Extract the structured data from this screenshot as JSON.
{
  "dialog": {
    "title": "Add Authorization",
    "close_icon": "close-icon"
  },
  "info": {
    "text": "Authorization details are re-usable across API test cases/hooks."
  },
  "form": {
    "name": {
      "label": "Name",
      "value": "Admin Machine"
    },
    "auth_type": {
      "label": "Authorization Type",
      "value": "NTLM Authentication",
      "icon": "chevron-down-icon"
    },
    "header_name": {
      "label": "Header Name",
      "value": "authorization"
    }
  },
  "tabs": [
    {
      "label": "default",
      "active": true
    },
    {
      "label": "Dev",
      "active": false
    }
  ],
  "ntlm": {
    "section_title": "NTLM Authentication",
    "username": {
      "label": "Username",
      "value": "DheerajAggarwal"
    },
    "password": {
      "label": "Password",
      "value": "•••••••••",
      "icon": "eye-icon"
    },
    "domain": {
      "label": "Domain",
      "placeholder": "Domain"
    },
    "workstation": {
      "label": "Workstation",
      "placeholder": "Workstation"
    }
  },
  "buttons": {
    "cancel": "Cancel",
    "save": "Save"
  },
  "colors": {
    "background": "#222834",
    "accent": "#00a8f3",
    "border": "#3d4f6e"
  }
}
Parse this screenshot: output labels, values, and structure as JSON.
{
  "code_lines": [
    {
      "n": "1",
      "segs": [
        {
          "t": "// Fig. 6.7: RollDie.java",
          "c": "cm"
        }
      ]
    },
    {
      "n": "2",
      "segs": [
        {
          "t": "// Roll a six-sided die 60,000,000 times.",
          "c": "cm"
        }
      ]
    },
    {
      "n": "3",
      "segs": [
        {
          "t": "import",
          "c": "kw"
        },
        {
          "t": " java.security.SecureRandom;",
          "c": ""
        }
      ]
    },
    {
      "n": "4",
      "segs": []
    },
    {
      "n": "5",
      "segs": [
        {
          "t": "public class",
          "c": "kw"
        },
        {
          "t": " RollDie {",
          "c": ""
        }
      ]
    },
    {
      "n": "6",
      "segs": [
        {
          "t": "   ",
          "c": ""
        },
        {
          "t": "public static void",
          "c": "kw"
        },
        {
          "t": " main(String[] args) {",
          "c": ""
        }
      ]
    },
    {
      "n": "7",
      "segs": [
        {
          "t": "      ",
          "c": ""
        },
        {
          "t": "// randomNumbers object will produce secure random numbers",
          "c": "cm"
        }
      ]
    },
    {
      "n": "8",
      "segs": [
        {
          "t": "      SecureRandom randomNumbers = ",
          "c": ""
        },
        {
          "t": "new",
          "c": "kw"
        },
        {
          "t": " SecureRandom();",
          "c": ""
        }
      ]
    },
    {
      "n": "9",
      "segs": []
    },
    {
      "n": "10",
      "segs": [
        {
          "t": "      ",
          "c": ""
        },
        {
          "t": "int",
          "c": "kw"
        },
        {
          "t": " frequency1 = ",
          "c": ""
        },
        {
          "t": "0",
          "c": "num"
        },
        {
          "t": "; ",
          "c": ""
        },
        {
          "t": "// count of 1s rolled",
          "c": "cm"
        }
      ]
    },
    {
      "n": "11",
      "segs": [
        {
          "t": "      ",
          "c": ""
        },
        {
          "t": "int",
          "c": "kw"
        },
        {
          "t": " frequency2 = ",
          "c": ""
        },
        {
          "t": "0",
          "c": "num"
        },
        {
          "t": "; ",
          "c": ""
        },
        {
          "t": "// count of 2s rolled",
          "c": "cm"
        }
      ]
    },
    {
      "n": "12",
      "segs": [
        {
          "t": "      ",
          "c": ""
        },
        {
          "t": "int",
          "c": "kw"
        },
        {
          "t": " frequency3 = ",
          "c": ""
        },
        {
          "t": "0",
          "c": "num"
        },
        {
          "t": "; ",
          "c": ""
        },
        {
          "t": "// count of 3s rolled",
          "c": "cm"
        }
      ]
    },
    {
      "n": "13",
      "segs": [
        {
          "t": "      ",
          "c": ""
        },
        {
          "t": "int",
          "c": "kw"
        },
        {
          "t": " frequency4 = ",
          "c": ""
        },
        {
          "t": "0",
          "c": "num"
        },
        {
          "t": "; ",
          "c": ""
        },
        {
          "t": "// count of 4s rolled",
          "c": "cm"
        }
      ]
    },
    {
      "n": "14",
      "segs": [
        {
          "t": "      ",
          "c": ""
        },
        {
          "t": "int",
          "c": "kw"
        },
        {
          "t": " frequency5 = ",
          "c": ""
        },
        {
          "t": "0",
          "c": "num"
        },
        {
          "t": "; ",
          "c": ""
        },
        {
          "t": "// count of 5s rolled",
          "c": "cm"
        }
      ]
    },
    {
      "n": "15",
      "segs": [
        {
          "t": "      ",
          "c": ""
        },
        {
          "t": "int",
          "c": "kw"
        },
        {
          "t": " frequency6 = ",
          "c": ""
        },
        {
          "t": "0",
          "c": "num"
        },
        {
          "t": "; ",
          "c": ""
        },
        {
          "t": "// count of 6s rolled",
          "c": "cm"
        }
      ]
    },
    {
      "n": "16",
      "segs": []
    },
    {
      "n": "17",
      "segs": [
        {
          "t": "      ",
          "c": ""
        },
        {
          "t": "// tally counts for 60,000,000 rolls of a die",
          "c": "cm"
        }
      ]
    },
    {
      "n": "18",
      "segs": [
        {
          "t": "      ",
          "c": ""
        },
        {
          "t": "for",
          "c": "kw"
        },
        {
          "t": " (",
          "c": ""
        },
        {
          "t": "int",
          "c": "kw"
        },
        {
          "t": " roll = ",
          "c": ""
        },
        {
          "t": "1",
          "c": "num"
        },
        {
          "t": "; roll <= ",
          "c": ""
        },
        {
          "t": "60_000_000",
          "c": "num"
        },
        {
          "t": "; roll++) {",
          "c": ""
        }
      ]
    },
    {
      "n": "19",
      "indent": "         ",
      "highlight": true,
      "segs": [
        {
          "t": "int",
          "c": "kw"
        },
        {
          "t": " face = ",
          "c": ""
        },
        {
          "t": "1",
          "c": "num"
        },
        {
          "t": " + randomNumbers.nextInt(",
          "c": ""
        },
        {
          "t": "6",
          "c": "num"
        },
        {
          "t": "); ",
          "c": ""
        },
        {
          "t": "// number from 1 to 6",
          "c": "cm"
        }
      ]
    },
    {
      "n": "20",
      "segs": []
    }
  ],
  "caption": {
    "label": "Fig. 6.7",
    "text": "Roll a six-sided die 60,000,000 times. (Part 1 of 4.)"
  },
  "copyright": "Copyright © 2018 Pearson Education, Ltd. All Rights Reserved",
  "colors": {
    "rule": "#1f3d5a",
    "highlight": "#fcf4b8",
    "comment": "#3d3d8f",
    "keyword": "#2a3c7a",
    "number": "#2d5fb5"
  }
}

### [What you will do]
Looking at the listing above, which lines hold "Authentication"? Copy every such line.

### [Written solution]
      "value": "NTLM Authentication",
    "section_title": "NTLM Authentication",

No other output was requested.